> Extracted material

++++++++++++++++++++

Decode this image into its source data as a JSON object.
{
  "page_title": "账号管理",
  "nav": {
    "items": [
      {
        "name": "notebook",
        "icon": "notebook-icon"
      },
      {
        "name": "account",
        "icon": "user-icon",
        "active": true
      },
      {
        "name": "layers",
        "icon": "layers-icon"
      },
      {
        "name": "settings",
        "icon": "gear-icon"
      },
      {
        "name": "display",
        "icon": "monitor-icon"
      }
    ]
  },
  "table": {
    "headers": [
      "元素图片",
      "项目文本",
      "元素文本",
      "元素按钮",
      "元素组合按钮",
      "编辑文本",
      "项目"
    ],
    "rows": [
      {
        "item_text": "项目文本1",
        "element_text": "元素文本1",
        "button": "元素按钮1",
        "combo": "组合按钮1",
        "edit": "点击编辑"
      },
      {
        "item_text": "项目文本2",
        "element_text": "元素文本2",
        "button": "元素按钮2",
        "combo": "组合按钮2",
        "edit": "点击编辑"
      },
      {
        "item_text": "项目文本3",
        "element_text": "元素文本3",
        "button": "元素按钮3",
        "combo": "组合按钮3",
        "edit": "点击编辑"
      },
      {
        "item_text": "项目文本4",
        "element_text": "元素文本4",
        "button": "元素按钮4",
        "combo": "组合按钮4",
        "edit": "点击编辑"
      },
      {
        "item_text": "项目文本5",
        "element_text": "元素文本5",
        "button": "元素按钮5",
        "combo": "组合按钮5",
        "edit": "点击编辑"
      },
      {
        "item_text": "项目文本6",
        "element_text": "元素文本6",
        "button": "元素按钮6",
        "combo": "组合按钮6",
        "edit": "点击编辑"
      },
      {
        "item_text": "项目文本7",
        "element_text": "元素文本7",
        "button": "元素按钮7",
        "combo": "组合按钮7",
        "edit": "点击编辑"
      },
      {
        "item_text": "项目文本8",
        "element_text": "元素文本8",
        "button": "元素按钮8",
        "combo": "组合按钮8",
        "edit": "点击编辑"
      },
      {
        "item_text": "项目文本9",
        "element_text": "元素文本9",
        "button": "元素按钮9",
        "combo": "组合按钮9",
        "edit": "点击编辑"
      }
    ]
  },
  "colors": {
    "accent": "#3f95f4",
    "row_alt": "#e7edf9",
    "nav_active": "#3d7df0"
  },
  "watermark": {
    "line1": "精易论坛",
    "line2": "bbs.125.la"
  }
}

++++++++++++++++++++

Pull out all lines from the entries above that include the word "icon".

        "icon": "notebook-icon"
        "icon": "user-icon",
        "icon": "layers-icon"
        "icon": "gear-icon"
        "icon": "monitor-icon"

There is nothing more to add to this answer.